Now that we can apply erosion algorithms in a more realistic manner, we need to consider that erosion isn't uniform. We need to apply it in a semi-random way. For example, areas with high rainfall smoothly transition into areas with low rainfall. For this, we can apply our earlier technique of combining multiple maps. For instance, we can create one standard DS map, one smoothed DS map, and one DS map with complex erosion, and combine them to produce a final map that has terrain that is a little more dynamic.
Below are a couple examples of combining maps in different orders. If you checkout the code on github, you can pretty easily play around with these functions to create your own maps.
Combining Smoothing, Greedy Raindrop, and Complex Erosion
Combining Smooth, and Complex Erosion Maps
Smoothing a Complex Erosion Map
Smoothing a Simple Erosion Map

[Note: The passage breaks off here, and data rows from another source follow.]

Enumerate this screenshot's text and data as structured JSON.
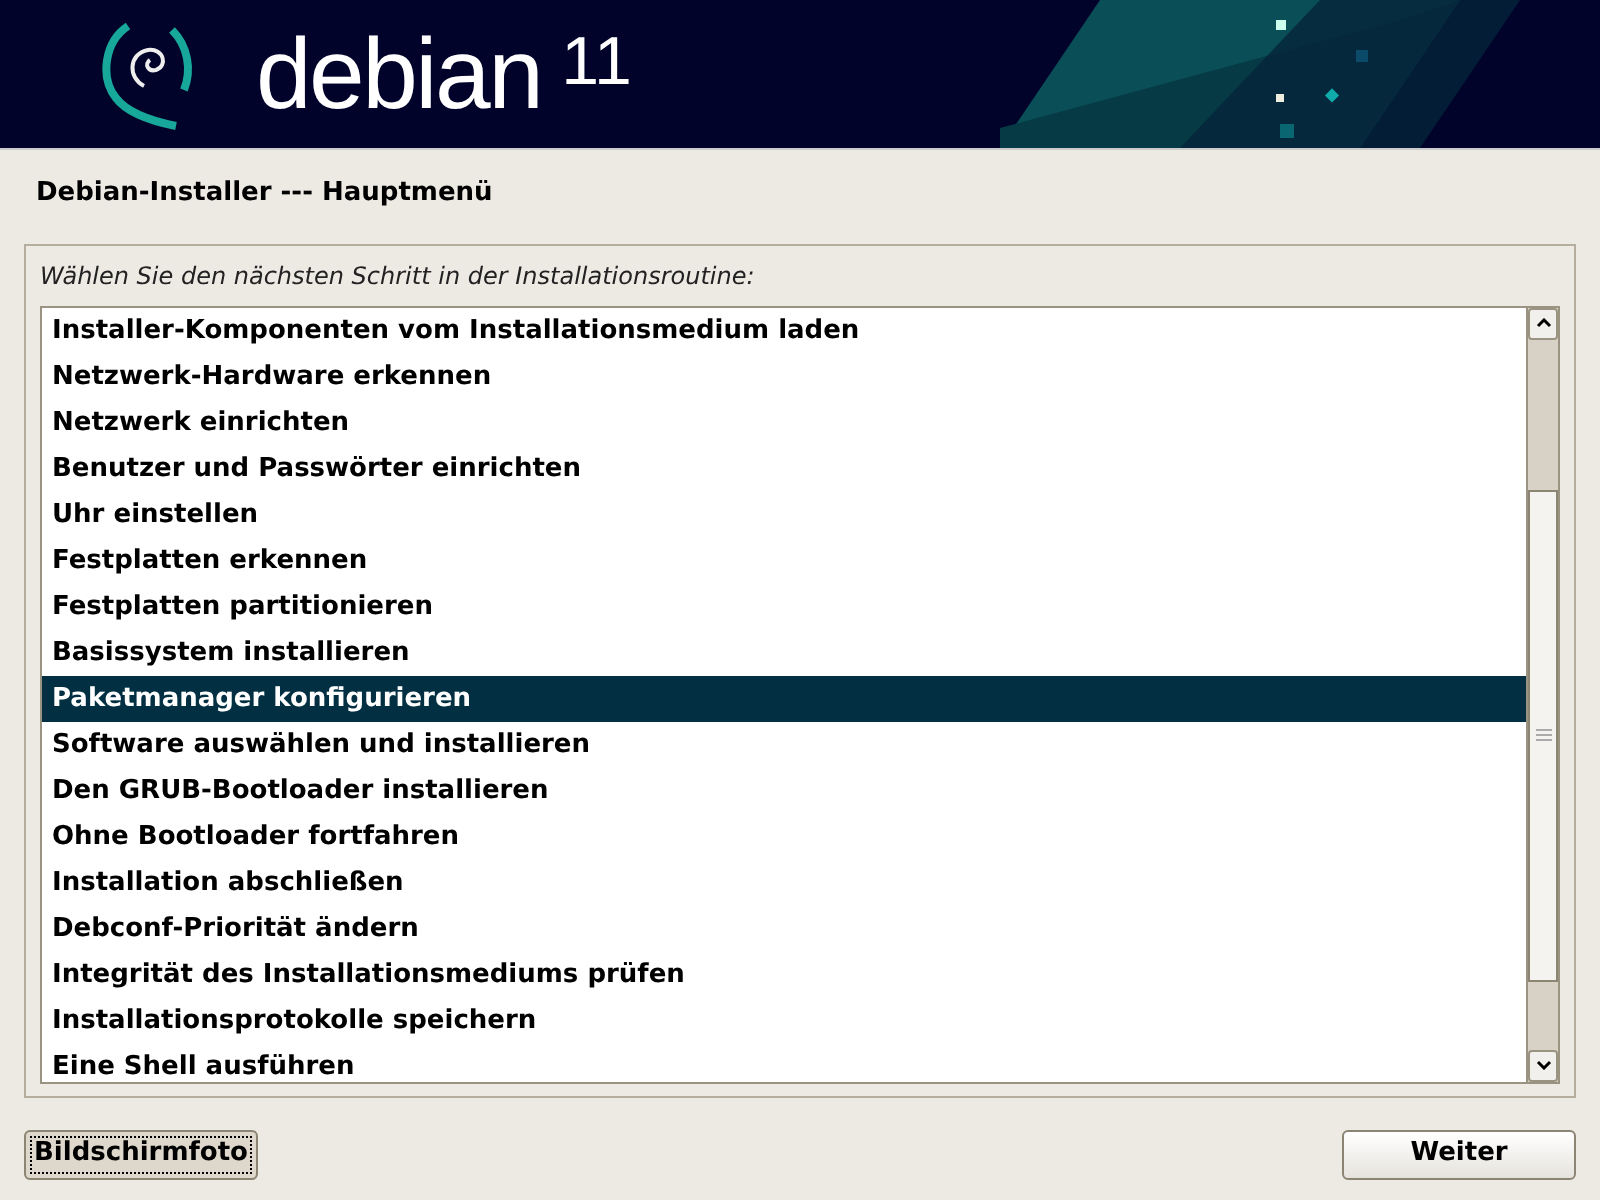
{
  "header": {
    "logo_text": "debian",
    "version": "11"
  },
  "title": "Debian-Installer --- Hauptmenü",
  "prompt": "Wählen Sie den nächsten Schritt in der Installationsroutine:",
  "menu_items": [
    {
      "label": "Installer-Komponenten vom Installationsmedium laden",
      "selected": false
    },
    {
      "label": "Netzwerk-Hardware erkennen",
      "selected": false
    },
    {
      "label": "Netzwerk einrichten",
      "selected": false
    },
    {
      "label": "Benutzer und Passwörter einrichten",
      "selected": false
    },
    {
      "label": "Uhr einstellen",
      "selected": false
    },
    {
      "label": "Festplatten erkennen",
      "selected": false
    },
    {
      "label": "Festplatten partitionieren",
      "selected": false
    },
    {
      "label": "Basissystem installieren",
      "selected": false
    },
    {
      "label": "Paketmanager konfigurieren",
      "selected": true
    },
    {
      "label": "Software auswählen und installieren",
      "selected": false
    },
    {
      "label": "Den GRUB-Bootloader installieren",
      "selected": false
    },
    {
      "label": "Ohne Bootloader fortfahren",
      "selected": false
    },
    {
      "label": "Installation abschließen",
      "selected": false
    },
    {
      "label": "Debconf-Priorität ändern",
      "selected": false
    },
    {
      "label": "Integrität des Installationsmediums prüfen",
      "selected": false
    },
    {
      "label": "Installationsprotokolle speichern",
      "selected": false
    },
    {
      "label": "Eine Shell ausführen",
      "selected": false
    }
  ],
  "buttons": [
    {
      "label": "Bildschirmfoto",
      "focused": true
    },
    {
      "label": "Weiter",
      "focused": false
    }
  ]
}
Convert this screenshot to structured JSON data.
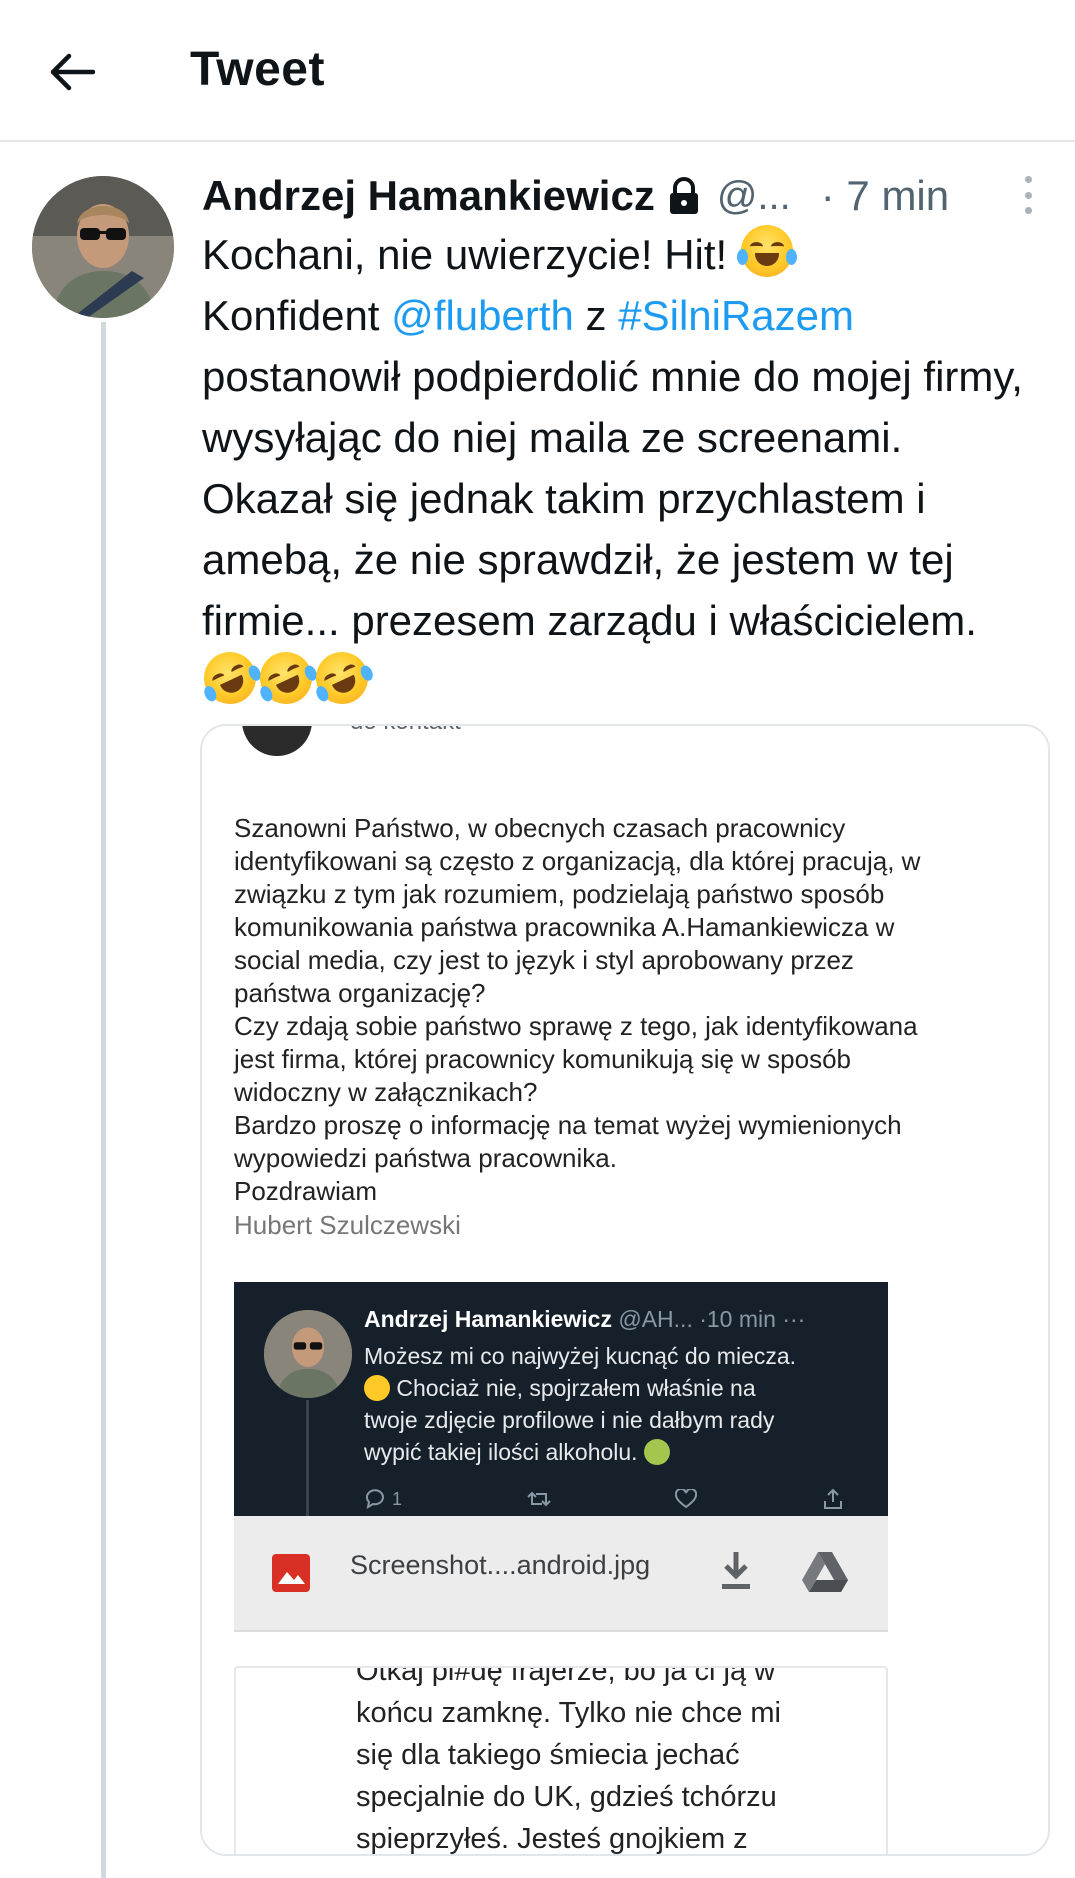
{
  "header": {
    "title": "Tweet"
  },
  "tweet": {
    "author_name": "Andrzej Hamankiewicz",
    "handle": "@...",
    "time": "· 7 min",
    "text_line1": "Kochani, nie uwierzycie! Hit! ",
    "text_konfident": "Konfident ",
    "mention": "@fluberth",
    "text_z": " z ",
    "hashtag": "#SilniRazem",
    "text_rest": "postanowił podpierdolić mnie do mojej firmy, wysyłając do niej maila ze screenami. Okazał się jednak takim przychlastem i amebą, że nie sprawdził, że jestem w tej firmie... prezesem zarządu i właścicielem. "
  },
  "email": {
    "cut_header": "do kontakt",
    "body": "Szanowni Państwo, w obecnych czasach pracownicy\nidentyfikowani są często z organizacją, dla której pracują, w\nzwiązku z tym jak rozumiem, podzielają państwo sposób\nkomunikowania państwa pracownika A.Hamankiewicza w\nsocial media, czy jest to język i styl aprobowany przez\npaństwa organizację?\nCzy zdają sobie państwo sprawę z tego, jak identyfikowana\njest firma, której pracownicy komunikują się w sposób\nwidoczny w załącznikach?\nBardzo proszę o informację na temat wyżej wymienionych\nwypowiedzi państwa pracownika.\nPozdrawiam",
    "signature": "Hubert Szulczewski"
  },
  "screenshot": {
    "name": "Andrzej Hamankiewicz",
    "handle": "@AH...",
    "time": "·10 min",
    "more": "···",
    "text_line1": "Możesz mi co najwyżej kucnąć do miecza.",
    "text_rest": " Chociaż nie, spojrzałem właśnie na\ntwoje zdjęcie profilowe i nie dałbym rady\nwypić takiej ilości alkoholu. ",
    "reply_count": "1"
  },
  "attachment": {
    "file_name": "Screenshot....android.jpg"
  },
  "quote": {
    "text": "Otkaj pi#dę frajerze, bo ja ci ją w\nkońcu zamknę. Tylko nie chce mi\nsię dla takiego śmiecia jechać\nspecjalnie do UK, gdzieś tchórzu\nspieprzyłeś. Jesteś gnojkiem z"
  },
  "icons": {
    "back": "arrow-left-icon",
    "lock": "lock-icon",
    "more": "more-vertical-icon",
    "download": "download-icon",
    "drive": "drive-icon",
    "image": "image-file-icon"
  },
  "colors": {
    "link": "#1d9bf0",
    "secondary_text": "#536471",
    "dark_tweet_bg": "#15202b"
  }
}
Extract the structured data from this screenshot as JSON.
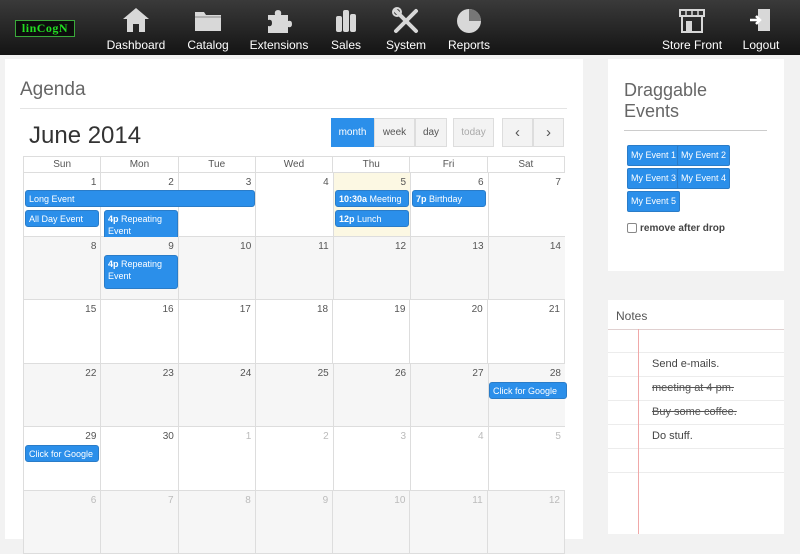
{
  "brand": {
    "logo_text": "linCogN"
  },
  "nav": {
    "items": [
      {
        "label": "Dashboard",
        "icon": "home-icon"
      },
      {
        "label": "Catalog",
        "icon": "folder-icon"
      },
      {
        "label": "Extensions",
        "icon": "puzzle-icon"
      },
      {
        "label": "Sales",
        "icon": "coins-icon"
      },
      {
        "label": "System",
        "icon": "tools-icon"
      },
      {
        "label": "Reports",
        "icon": "pie-chart-icon"
      }
    ],
    "right": [
      {
        "label": "Store Front",
        "icon": "store-icon"
      },
      {
        "label": "Logout",
        "icon": "logout-icon"
      }
    ]
  },
  "agenda": {
    "title": "Agenda",
    "month_title": "June 2014",
    "views": {
      "month": "month",
      "week": "week",
      "day": "day",
      "today": "today"
    },
    "prev": "‹",
    "next": "›",
    "weekdays": [
      "Sun",
      "Mon",
      "Tue",
      "Wed",
      "Thu",
      "Fri",
      "Sat"
    ],
    "weeks": [
      [
        "1",
        "2",
        "3",
        "4",
        "5",
        "6",
        "7"
      ],
      [
        "8",
        "9",
        "10",
        "11",
        "12",
        "13",
        "14"
      ],
      [
        "15",
        "16",
        "17",
        "18",
        "19",
        "20",
        "21"
      ],
      [
        "22",
        "23",
        "24",
        "25",
        "26",
        "27",
        "28"
      ],
      [
        "29",
        "30",
        "1",
        "2",
        "3",
        "4",
        "5"
      ],
      [
        "6",
        "7",
        "8",
        "9",
        "10",
        "11",
        "12"
      ]
    ],
    "events": {
      "long_event": "Long Event",
      "all_day": "All Day Event",
      "repeating1_time": "4p",
      "repeating1_title": "Repeating Event",
      "meeting_time": "10:30a",
      "meeting_title": "Meeting",
      "lunch_time": "12p",
      "lunch_title": "Lunch",
      "birthday_time": "7p",
      "birthday_title": "Birthday Party",
      "repeating2_time": "4p",
      "repeating2_title": "Repeating Event",
      "google1": "Click for Google",
      "google2": "Click for Google"
    }
  },
  "draggable": {
    "title": "Draggable Events",
    "events": [
      "My Event 1",
      "My Event 2",
      "My Event 3",
      "My Event 4",
      "My Event 5"
    ],
    "remove_label": "remove after drop",
    "remove_checked": false
  },
  "notes": {
    "title": "Notes",
    "items": [
      {
        "text": "Send e-mails.",
        "done": false
      },
      {
        "text": "meeting at 4 pm.",
        "done": true
      },
      {
        "text": "Buy some coffee.",
        "done": true
      },
      {
        "text": "Do stuff.",
        "done": false
      }
    ]
  },
  "colors": {
    "accent": "#2b8fea",
    "today": "#fcf8e3",
    "nav_bg": "#1e1e1e"
  }
}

We've gone from simple erosion to more complex, realistic erosion, and combined every type in between. We've also created a sort-of algebra for maps! There are more combinations, and, to be honest, ways to optimize the existing algorithms. But you can see how the idea of using combinations of maps can be a powerful tool for terrain generation. The Diamond-Square algorithm isn't just applicable to elevation though. You can use it to approximate clouds, and weather patterns. You could use it to simulate the type of sediment, or rock that makes up an area, and take that into account when eroding the landscape. Gypsum erodes much faster than apatite, which erodes faster than quartz. You could use DS to approximate biomass, which could minimize or maximize erosion. Biomass, sediment type, weather, and climate, could all be represented as maps, waiting for you to find the algorithm that combines them in a realistic or interesting way.